Maybe you have discovered through reading this blog that this topic is extremely prevalent in your life or the life of someone you love or care about. Naturally you may be acknowledging and making the direct link between this experience and the distress it can cause. So what can we do about it?
We need to change the belief. In theory this can sound easy, in application this can take time due to the enduring and rooted core nature of some of our beliefs. Cognitive restructuring is a method I introduce to all my clients and one I would highly recommend familiarising yourself with. If you need assistance in navigating this, get in touch with us.
Our actions must change. Our distress is caused by not being true or committed to our beliefs. By changing our actions we are moving towards removing the experience of cognitive dissonance, ultimately bringing a solution to the feelings of distress.
We also need to change our perception of our own actions. Sometimes we can have an all or nothing mindset. Yes, take action and make change but also make room and allowance for mistakes and not always getting it right. This will reduce and potentially dissipate the experience of cognitive dissonance.
Engaging with cognitive behavioural therapy can educate and equip you with everything you need to overcome the above. Cognitive behavioural therapy works to equip a client with the tools necessary to combat negative or unhelpful thoughts and behaviours in their lives.

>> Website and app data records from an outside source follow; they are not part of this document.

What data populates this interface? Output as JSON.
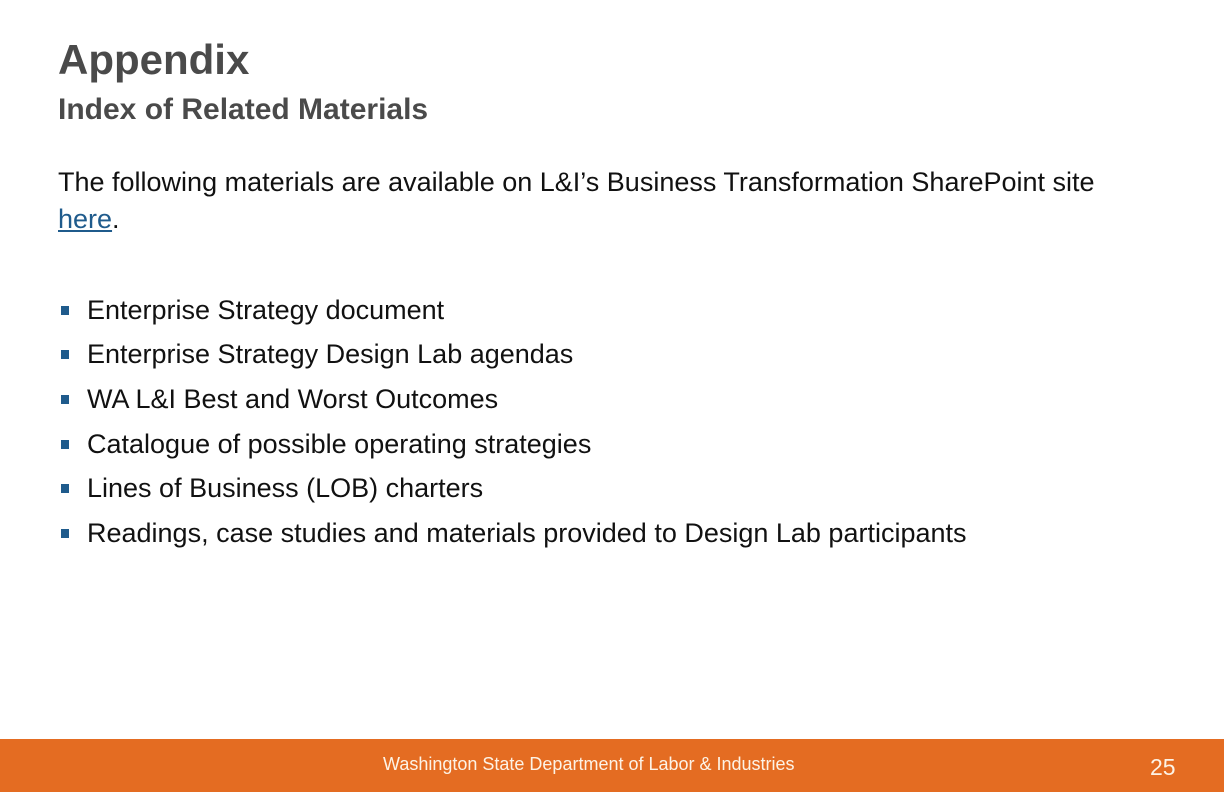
{
  "slide": {
    "title": "Appendix",
    "subtitle": "Index of Related Materials",
    "intro": {
      "text_before": "The following materials are available on L&I’s Business Transformation SharePoint site ",
      "link_text": "here",
      "text_after": "."
    },
    "bullets": [
      "Enterprise Strategy document",
      "Enterprise Strategy Design Lab agendas",
      "WA L&I Best and Worst Outcomes",
      "Catalogue of possible operating strategies",
      "Lines of Business (LOB) charters",
      "Readings, case studies and materials provided to Design Lab participants"
    ],
    "bullet_icon": "square-bullet-icon"
  },
  "footer": {
    "organization": "Washington State Department of Labor & Industries",
    "page_number": "25"
  },
  "colors": {
    "title": "#4a4a4a",
    "body_text": "#111111",
    "link": "#1f5b8c",
    "bullet": "#1f5b8c",
    "footer_bg": "#e46c22",
    "footer_text": "#fdf3e6"
  }
}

A therapist will be able to successfully help you explore and navigate the thoughts and behaviours relevant to your individual situation, creating the space for you to be able to overcome what you are facing.
Thank you for taking the time to read this article. If this topic struck a chord with you and you would like to learn more, myself and my team would be more than happy to help you.
I hope you are encouraged knowing that you do not have to endure this area of difficulty in your life alone and something can be done to make the change you need.
Until next time,